Exercise objective: Copy out, from the entries below, each line that holds the string "Салехард".

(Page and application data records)
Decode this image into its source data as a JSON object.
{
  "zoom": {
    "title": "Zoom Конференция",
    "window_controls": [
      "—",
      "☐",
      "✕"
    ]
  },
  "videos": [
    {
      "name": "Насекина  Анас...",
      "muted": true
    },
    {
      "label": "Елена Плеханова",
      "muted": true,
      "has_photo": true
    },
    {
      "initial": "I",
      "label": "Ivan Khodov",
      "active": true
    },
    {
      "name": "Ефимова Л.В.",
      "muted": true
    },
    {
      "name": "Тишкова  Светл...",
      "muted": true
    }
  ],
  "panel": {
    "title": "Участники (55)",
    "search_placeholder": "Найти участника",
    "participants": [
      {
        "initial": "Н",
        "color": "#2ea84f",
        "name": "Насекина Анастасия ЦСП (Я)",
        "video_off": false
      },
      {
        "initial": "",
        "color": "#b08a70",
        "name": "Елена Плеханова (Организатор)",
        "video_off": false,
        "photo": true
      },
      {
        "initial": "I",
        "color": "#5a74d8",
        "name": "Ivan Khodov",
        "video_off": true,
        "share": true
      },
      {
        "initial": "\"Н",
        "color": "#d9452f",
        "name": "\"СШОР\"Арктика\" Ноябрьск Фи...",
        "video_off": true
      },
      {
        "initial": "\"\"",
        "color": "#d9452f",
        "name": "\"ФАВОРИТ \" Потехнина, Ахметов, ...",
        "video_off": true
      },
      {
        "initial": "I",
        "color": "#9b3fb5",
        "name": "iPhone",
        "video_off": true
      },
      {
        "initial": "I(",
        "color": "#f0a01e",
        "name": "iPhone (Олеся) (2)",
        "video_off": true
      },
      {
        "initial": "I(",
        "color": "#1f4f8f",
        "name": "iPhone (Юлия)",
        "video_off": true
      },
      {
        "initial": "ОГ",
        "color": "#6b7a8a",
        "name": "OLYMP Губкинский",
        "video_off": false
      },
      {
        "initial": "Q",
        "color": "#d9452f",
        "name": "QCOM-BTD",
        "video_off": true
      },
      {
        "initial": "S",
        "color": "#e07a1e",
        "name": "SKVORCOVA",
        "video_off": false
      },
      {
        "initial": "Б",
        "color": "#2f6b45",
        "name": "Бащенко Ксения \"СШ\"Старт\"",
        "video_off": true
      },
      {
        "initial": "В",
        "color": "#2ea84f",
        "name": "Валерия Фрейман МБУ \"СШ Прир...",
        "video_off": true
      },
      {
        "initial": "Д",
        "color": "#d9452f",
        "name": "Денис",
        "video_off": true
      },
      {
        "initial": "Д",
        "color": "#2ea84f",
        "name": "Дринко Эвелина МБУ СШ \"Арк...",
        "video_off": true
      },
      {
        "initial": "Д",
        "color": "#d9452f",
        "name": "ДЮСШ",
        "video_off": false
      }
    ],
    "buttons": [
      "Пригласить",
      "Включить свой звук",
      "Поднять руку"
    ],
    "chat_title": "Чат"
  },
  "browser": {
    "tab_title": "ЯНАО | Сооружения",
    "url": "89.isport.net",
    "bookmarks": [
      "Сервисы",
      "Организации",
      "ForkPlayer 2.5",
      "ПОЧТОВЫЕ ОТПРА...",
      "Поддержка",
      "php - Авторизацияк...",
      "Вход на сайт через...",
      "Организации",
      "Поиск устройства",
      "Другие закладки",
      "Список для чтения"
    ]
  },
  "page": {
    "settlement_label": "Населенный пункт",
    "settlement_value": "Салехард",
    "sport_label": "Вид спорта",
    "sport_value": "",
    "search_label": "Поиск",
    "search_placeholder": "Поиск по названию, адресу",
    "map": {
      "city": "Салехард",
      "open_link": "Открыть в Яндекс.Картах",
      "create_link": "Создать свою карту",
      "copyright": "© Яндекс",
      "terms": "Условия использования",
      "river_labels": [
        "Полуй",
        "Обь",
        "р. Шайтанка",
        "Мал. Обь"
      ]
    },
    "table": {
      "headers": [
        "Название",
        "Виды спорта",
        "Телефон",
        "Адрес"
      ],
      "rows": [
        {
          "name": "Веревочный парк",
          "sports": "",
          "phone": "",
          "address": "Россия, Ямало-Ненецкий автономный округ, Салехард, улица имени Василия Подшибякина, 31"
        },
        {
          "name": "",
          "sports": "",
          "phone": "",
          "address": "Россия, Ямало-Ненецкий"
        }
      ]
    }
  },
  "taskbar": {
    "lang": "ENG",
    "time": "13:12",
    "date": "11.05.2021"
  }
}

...

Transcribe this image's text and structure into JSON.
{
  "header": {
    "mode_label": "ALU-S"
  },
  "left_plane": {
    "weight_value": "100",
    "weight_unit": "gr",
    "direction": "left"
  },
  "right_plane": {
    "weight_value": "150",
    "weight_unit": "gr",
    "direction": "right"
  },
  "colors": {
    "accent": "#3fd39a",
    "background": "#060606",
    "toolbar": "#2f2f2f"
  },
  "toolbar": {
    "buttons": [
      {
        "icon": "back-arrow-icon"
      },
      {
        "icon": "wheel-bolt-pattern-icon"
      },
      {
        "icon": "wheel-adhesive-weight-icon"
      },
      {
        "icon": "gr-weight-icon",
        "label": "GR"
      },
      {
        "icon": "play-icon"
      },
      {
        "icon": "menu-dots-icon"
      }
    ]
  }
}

Completed exercise:
    "settlement_value": "Салехард",
      "city": "Салехард",
          "address": "Россия, Ямало-Ненецкий автономный округ, Салехард, улица имени Василия Подшибякина, 31"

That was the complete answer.